Pulte’s general counsel waited four days after the denial-of-service attack began before contacting LIUNA and requesting it stop the attack. The calls and emails continued, so Pulte filed suit, alleging several state-law torts and violations of the CFAA, a statute that both criminalizes certain computer-fraud crimes and creates a civil cause of action.
At the same time, Pulte moved to preliminarily enjoin LIUNA’s phone and email campaign. The district court denied Pulte’s motion, stating that it lacked jurisdiction under the Norris-LaGuardia Act, which requires employers to try to resolve labor disputes through negotiations. Pulte appealed.
The 6th Circuit concluded LIUNA’s phone and email attacks diminished Pulte’s ability to operate, which violates the CFAA. The court held that “a transmission that weakens a sound computer system—or, similarly, one that diminishes a plaintiff’s ability to use data or a system—causes damage.” Two other circuits—the 3rd and the 7th—also have supported the diminished-ability concept.
However, the court affirmed the district court’s denial of Pulte’s request for a preliminary injunction, stating that Pulte failed to comply with Section 8 of the Norris-LaGuardia Act, which requires a plaintiff to make “every reasonable effort to settle the dispute by negotiation.” The court held that Pulte did not engage in enough negotiation.
Pulte leaves an important question hanging in the balance. “When does a reasonable effort to negotiate a settlement end? Is it one offer and one counteroffer?” asks Brian Hall, a partner in Porter Wright’s Labor and Employment Practice. “If [Pulte] had tried to negotiate a settlement with their email and voicemail boxes clogged, the union would have said to rehire the employee, and probably would have given additional conditions. It almost seems Pulte had no negotiating room anyway.”
Given the power of the Internet and social media, labor unions have more communication options than ever at their fingertips, and some resentful members may be tempted to use these media maliciously. Pressing “send” can wreak havoc on a corporation’s ability to communicate not only internally, but also with clients. Luckily for employers, the CFAA forbids impairing a company’s communications in this way.
“If an organization is going to use a campaign of technology to shut down a business’s ability to interact with employees and customers, the CFAA says it’s illegal,” says Sam Matchett, a partner in King & Spalding’s Labor & Employment Practice. “It may not take much to sabotage a company and prevent it from conducting business. Robo-calls don’t cost that much, and the emails are sent and phone calls made with intent to injure the company. The intent is there. Pulte was able to use the CFAA to get relief.”
While the ruling that the union violated the CFAA may deter future abusive electronic campaigns, “corporations need to make every effort to meet the legal prerequisite for filing an injunction,” Hall says.
In-house counsel should know that the CFAA is available for certain situations, providing protection against the threat and/or the act of a campaign using calls and emails.

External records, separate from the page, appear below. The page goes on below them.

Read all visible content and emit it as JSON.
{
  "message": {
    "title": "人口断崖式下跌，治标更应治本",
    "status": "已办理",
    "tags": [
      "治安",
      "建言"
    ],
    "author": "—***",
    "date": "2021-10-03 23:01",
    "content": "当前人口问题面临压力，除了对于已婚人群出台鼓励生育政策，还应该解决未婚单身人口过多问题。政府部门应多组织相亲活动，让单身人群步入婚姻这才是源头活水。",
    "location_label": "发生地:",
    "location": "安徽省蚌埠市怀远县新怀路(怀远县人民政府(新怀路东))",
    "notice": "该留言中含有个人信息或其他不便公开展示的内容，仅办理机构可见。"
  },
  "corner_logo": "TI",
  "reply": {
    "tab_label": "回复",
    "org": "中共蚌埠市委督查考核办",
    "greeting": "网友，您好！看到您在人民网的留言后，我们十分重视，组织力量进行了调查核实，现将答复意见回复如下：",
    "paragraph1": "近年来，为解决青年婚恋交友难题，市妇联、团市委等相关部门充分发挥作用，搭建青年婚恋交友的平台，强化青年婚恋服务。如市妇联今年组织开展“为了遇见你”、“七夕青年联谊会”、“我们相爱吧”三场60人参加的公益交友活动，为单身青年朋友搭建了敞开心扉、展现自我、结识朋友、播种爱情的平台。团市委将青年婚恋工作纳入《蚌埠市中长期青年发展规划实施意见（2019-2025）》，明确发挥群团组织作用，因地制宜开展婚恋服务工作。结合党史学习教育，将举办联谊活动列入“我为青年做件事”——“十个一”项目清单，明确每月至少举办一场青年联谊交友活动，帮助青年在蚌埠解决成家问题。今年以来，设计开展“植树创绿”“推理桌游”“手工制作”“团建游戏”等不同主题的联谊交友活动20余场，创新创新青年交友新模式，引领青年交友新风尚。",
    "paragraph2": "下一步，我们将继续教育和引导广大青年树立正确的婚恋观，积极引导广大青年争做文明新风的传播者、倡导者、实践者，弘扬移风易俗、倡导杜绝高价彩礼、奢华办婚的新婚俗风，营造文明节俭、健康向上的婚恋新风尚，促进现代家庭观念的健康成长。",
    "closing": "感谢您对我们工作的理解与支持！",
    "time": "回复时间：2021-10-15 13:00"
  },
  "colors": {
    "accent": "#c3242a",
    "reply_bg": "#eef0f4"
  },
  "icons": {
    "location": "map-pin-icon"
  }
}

“If a person even threatens [such a campaign], you are in a position to put him on notice that he would violate the CFAA,” says Matchett. “This will help prove that they had intent. If you become aware of a potential or planned campaign, provide prompt notice to the group to cease and desist, based on the CFAA.”
Glenn Patton, a partner in Alston & Bird’s Labor & Employment Group, says that in addition to knowing the options with regard to statutes, corporations will want to arm themselves with a clear-cut social media policy.
“It’s important that all employers be prepared on how to discipline for social media abuse,” he says.